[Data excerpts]
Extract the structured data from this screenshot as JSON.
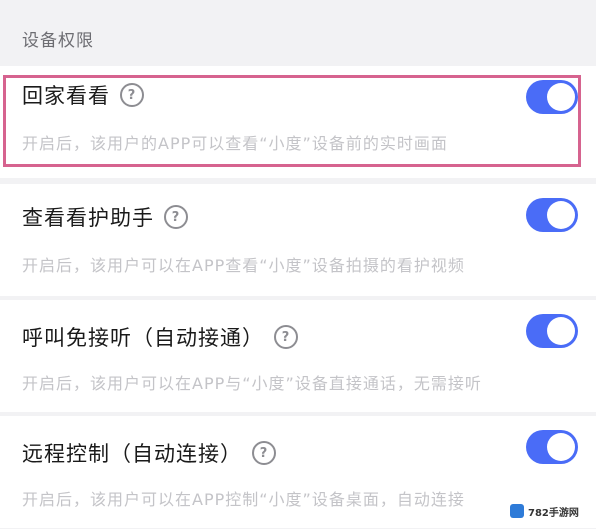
{
  "section_title": "设备权限",
  "items": [
    {
      "title": "回家看看",
      "help": "?",
      "desc": "开启后，该用户的APP可以查看“小度”设备前的实时画面",
      "enabled": true
    },
    {
      "title": "查看看护助手",
      "help": "?",
      "desc": "开启后，该用户可以在APP查看“小度”设备拍摄的看护视频",
      "enabled": true
    },
    {
      "title": "呼叫免接听（自动接通）",
      "help": "?",
      "desc": "开启后，该用户可以在APP与“小度”设备直接通话，无需接听",
      "enabled": true
    },
    {
      "title": "远程控制（自动连接）",
      "help": "?",
      "desc": "开启后，该用户可以在APP控制“小度”设备桌面，自动连接",
      "enabled": true
    }
  ],
  "colors": {
    "toggle_on": "#4a6cf7",
    "highlight": "#d6638f"
  },
  "watermark": {
    "text": "782手游网"
  }
}
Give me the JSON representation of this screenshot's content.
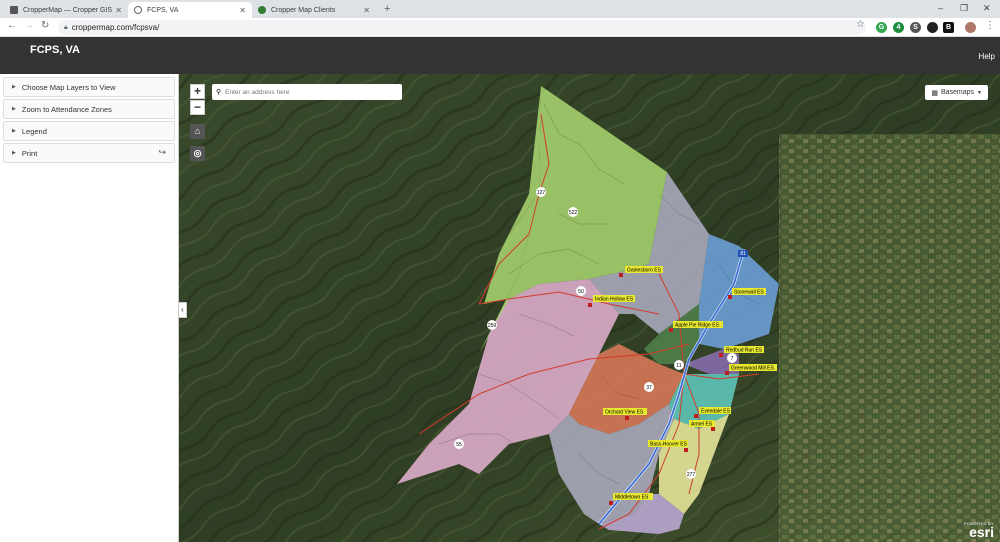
{
  "browser": {
    "tabs": [
      {
        "title": "CropperMap — Cropper GIS",
        "fav_color": "#555555"
      },
      {
        "title": "FCPS, VA",
        "fav_color": "#5f6368"
      },
      {
        "title": "Cropper Map Clients",
        "fav_color": "#2e7d32"
      }
    ],
    "url": "croppermap.com/fcpsva/",
    "window_controls": [
      "–",
      "❐",
      "✕"
    ],
    "extensions": [
      "G",
      "4",
      "S",
      "B"
    ]
  },
  "header": {
    "title": "FCPS, VA",
    "help": "Help"
  },
  "sidebar": {
    "panels": [
      {
        "label": "Choose Map Layers to View"
      },
      {
        "label": "Zoom to Attendance Zones"
      },
      {
        "label": "Legend"
      },
      {
        "label": "Print"
      }
    ]
  },
  "map": {
    "search_placeholder": "Enter an address here",
    "basemaps_label": "Basemaps",
    "attribution_small": "POWERED BY",
    "attribution_logo": "esri",
    "school_labels": [
      "Gainesboro ES",
      "Indian Hollow ES",
      "Apple Pie Ridge ES",
      "Stonewall ES",
      "Redbud Run ES",
      "Greenwood Mill ES",
      "Evendale ES",
      "Orchard View ES",
      "Armel ES",
      "Bass-Hoover ES",
      "Middletown ES"
    ],
    "route_labels": [
      "127",
      "522",
      "50",
      "259",
      "11",
      "37",
      "7",
      "81",
      "55",
      "277"
    ],
    "colors": {
      "zone_green": "#a4cf6d",
      "zone_pink": "#d9a9c7",
      "zone_orange": "#e07a5a",
      "zone_blue": "#6c9fd6",
      "zone_teal": "#5dc4b8",
      "zone_grey": "#a9a9bb",
      "zone_yellow": "#e5e59a",
      "label_bg": "#e8e82e"
    }
  }
}
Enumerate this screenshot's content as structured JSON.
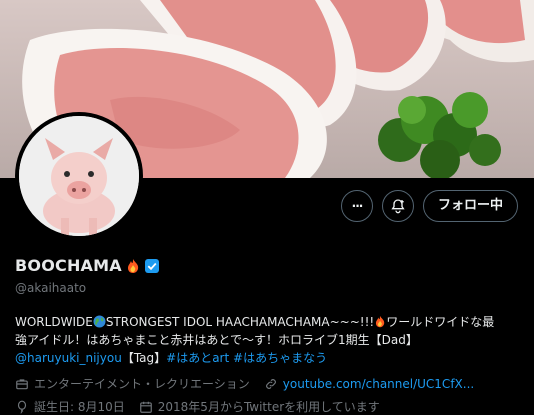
{
  "profile": {
    "name": "BOOCHAMA",
    "handle": "@akaihaato",
    "bio": {
      "line1_text": "WORLDWIDE",
      "line1_text2": "STRONGEST IDOL HAACHAMACHAMA~~~!!!",
      "line1_text3": "ワールドワイドな最",
      "line2_text": "強アイドル！はあちゃまこと赤井はあとで〜す！ホロライブ1期生【Dad】",
      "mention": "@haruyuki_nijyou",
      "tag_text": "【Tag】",
      "hashtag1": "#はあとart",
      "hashtag2": "#はあちゃまなう"
    },
    "category": "エンターテイメント・レクリエーション",
    "website": "youtube.com/channel/UC1CfX...",
    "birthday": "誕生日: 8月10日",
    "joined": "2018年5月からTwitterを利用しています"
  },
  "actions": {
    "more_label": "···",
    "follow_label": "フォロー中"
  },
  "colors": {
    "accent": "#1d9bf0",
    "muted": "#71767b",
    "background": "#000000",
    "verified": "#1d9bf0"
  },
  "icons": {
    "more": "more-icon",
    "notifications": "bell-plus-icon",
    "category": "briefcase-icon",
    "website": "link-icon",
    "birthday": "balloon-icon",
    "joined": "calendar-icon",
    "verified": "verified-badge-icon",
    "fire": "fire-emoji",
    "globe": "globe-emoji"
  }
}
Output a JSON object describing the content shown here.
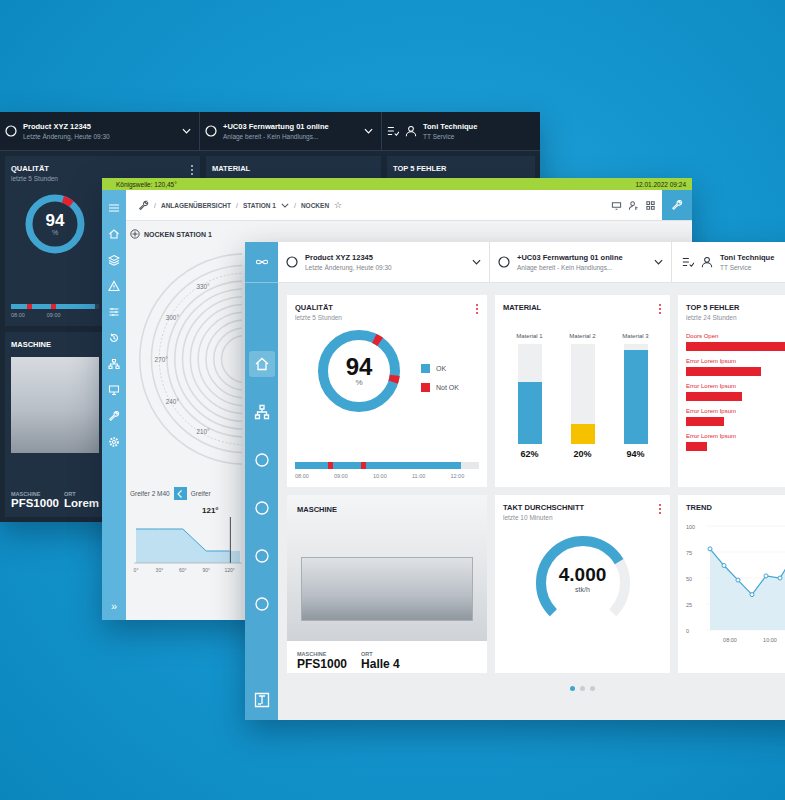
{
  "back_window": {
    "header": {
      "product": {
        "title": "Product XYZ 12345",
        "subtitle": "Letzte Änderung, Heute 09:30"
      },
      "remote": {
        "title": "+UC03 Fernwartung 01 online",
        "subtitle": "Anlage bereit - Kein Handlungs..."
      },
      "user": {
        "name": "Toni Technique",
        "role": "TT Service"
      }
    },
    "quality": {
      "title": "QUALITÄT",
      "subtitle": "letzte 5 Stunden",
      "value": "94",
      "unit": "%",
      "level": 0.94,
      "faults": [
        0.05
      ],
      "timeline": {
        "level": 0.95,
        "faults": [
          0.18,
          0.45
        ],
        "labels": [
          "08:00",
          "09:00"
        ]
      }
    },
    "material": {
      "title": "MATERIAL"
    },
    "errors": {
      "title": "TOP 5 FEHLER"
    },
    "machine": {
      "title": "MASCHINE",
      "machine_label": "MASCHINE",
      "machine": "PFS1000",
      "location_label": "ORT",
      "location": "Lorem"
    }
  },
  "station_window": {
    "status": {
      "text": "Königswelle: 120,45°",
      "datetime": "12.01.2022 09:24"
    },
    "breadcrumb": {
      "separator": "/",
      "items": [
        {
          "label": "ANLAGENÜBERSICHT",
          "dropdown": false
        },
        {
          "label": "STATION 1",
          "dropdown": true
        },
        {
          "label": "NOCKEN",
          "dropdown": false
        }
      ],
      "favorite": "☆"
    },
    "sidebar": {
      "items": [
        {
          "kind": "menu"
        },
        {
          "kind": "home"
        },
        {
          "kind": "layers"
        },
        {
          "kind": "warning"
        },
        {
          "kind": "sliders"
        },
        {
          "kind": "history"
        },
        {
          "kind": "hierarchy"
        },
        {
          "kind": "monitor"
        },
        {
          "kind": "wrench"
        },
        {
          "kind": "gear"
        }
      ],
      "expand": "»"
    },
    "title": "NOCKEN STATION 1",
    "dial": {
      "labels": [
        {
          "text": "330°",
          "angle": 330
        },
        {
          "text": "300°",
          "angle": 300
        },
        {
          "text": "270°",
          "angle": 270
        },
        {
          "text": "240°",
          "angle": 240
        },
        {
          "text": "210°",
          "angle": 210
        }
      ]
    },
    "gripper": {
      "label": "Greifer 2 M40",
      "next": "Greifer",
      "angle": "121°",
      "marker": 121
    },
    "profile": {
      "values": [
        34,
        34,
        34,
        12,
        12
      ],
      "ticks": [
        {
          "text": "0°",
          "value": 0
        },
        {
          "text": "30°",
          "value": 30
        },
        {
          "text": "60°",
          "value": 60
        },
        {
          "text": "90°",
          "value": 90
        },
        {
          "text": "120°",
          "value": 120
        }
      ]
    }
  },
  "dashboard": {
    "header": {
      "product": {
        "title": "Product XYZ 12345",
        "subtitle": "Letzte Änderung, Heute 09:30"
      },
      "remote": {
        "title": "+UC03 Fernwartung 01 online",
        "subtitle": "Anlage bereit - Kein Handlungs..."
      },
      "user": {
        "name": "Toni Technique",
        "role": "TT Service"
      }
    },
    "sidebar": {
      "items": [
        {
          "kind": "home",
          "selected": true
        },
        {
          "kind": "network",
          "selected": false
        },
        {
          "kind": "circle",
          "selected": false
        },
        {
          "kind": "circle",
          "selected": false
        },
        {
          "kind": "circle",
          "selected": false
        },
        {
          "kind": "circle",
          "selected": false
        }
      ]
    },
    "quality": {
      "title": "QUALITÄT",
      "subtitle": "letzte 5 Stunden",
      "value": "94",
      "unit": "%",
      "level": 0.94,
      "faults": [
        0.07,
        0.27
      ],
      "legend": [
        {
          "label": "OK",
          "color": "#41a5d2"
        },
        {
          "label": "Not OK",
          "color": "#e3222e"
        }
      ],
      "timeline": {
        "level": 0.9,
        "faults": [
          0.18,
          0.36
        ],
        "labels": [
          "08:00",
          "09:00",
          "10:00",
          "11:00",
          "12:00"
        ]
      }
    },
    "material": {
      "title": "MATERIAL",
      "items": [
        {
          "label": "Material 1",
          "value": "62%",
          "level": 0.62,
          "color": "#41a5d2"
        },
        {
          "label": "Material 2",
          "value": "20%",
          "level": 0.2,
          "color": "#f6c200"
        },
        {
          "label": "Material 3",
          "value": "94%",
          "level": 0.94,
          "color": "#41a5d2"
        }
      ]
    },
    "errors": {
      "title": "TOP 5 FEHLER",
      "subtitle": "letzte 24 Stunden",
      "items": [
        {
          "label": "Doors Open",
          "level": 1
        },
        {
          "label": "Error Lorem Ipsum",
          "level": 0.46
        },
        {
          "label": "Error Lorem Ipsum",
          "level": 0.34
        },
        {
          "label": "Error Lorem Ipsum",
          "level": 0.23
        },
        {
          "label": "Error Lorem Ipsum",
          "level": 0.13
        }
      ]
    },
    "machine": {
      "title": "MASCHINE",
      "machine_label": "MASCHINE",
      "machine": "PFS1000",
      "location_label": "ORT",
      "location": "Halle 4"
    },
    "cycle": {
      "title": "TAKT DURCHSCHNITT",
      "subtitle": "letzte 10 Minuten",
      "value": "4.000",
      "unit": "stk/h",
      "level": 0.72
    },
    "trend": {
      "title": "TREND",
      "y_ticks": [
        "100",
        "75",
        "50",
        "25",
        "0"
      ],
      "x_ticks": [
        "08:00",
        "10:00"
      ],
      "values": [
        78,
        62,
        48,
        34,
        52,
        50,
        72,
        88,
        80,
        70,
        75
      ]
    },
    "pages": [
      {
        "selected": true
      },
      {
        "selected": false
      },
      {
        "selected": false
      }
    ]
  }
}
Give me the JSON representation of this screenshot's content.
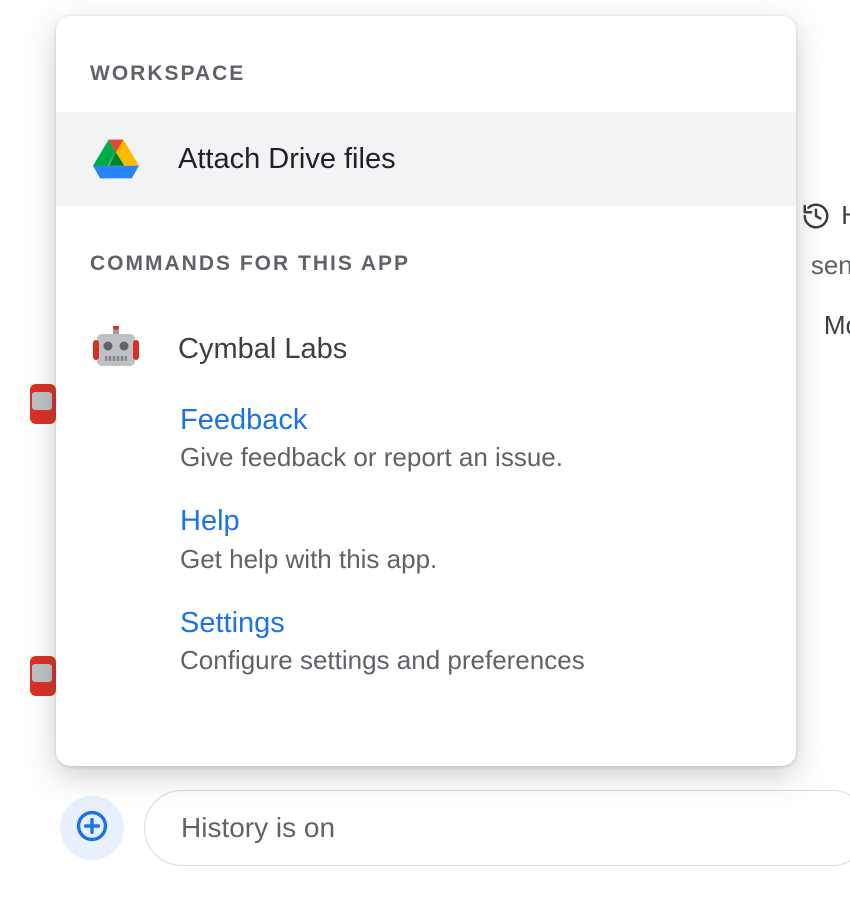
{
  "panel": {
    "workspace_label": "WORKSPACE",
    "attach_drive_label": "Attach Drive files",
    "commands_label": "COMMANDS FOR THIS APP",
    "app_name": "Cymbal Labs",
    "commands": [
      {
        "name": "Feedback",
        "desc": "Give feedback or report an issue."
      },
      {
        "name": "Help",
        "desc": "Get help with this app."
      },
      {
        "name": "Settings",
        "desc": "Configure settings and preferences"
      }
    ]
  },
  "compose": {
    "placeholder": "History is on"
  },
  "bg": {
    "hint_history_letter": "H",
    "hint_sent_fragment": "sent",
    "hint_more_fragment": "Mo"
  },
  "colors": {
    "link_blue": "#1a73e8",
    "muted": "#5f6368",
    "highlight_bg": "#f1f3f4",
    "plus_bg": "#e8f0fe"
  }
}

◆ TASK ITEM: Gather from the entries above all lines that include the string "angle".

◆ ANSWER SPACE:
          "angle": 330
          "angle": 300
          "angle": 270
          "angle": 240
          "angle": 210
      "angle": "121°",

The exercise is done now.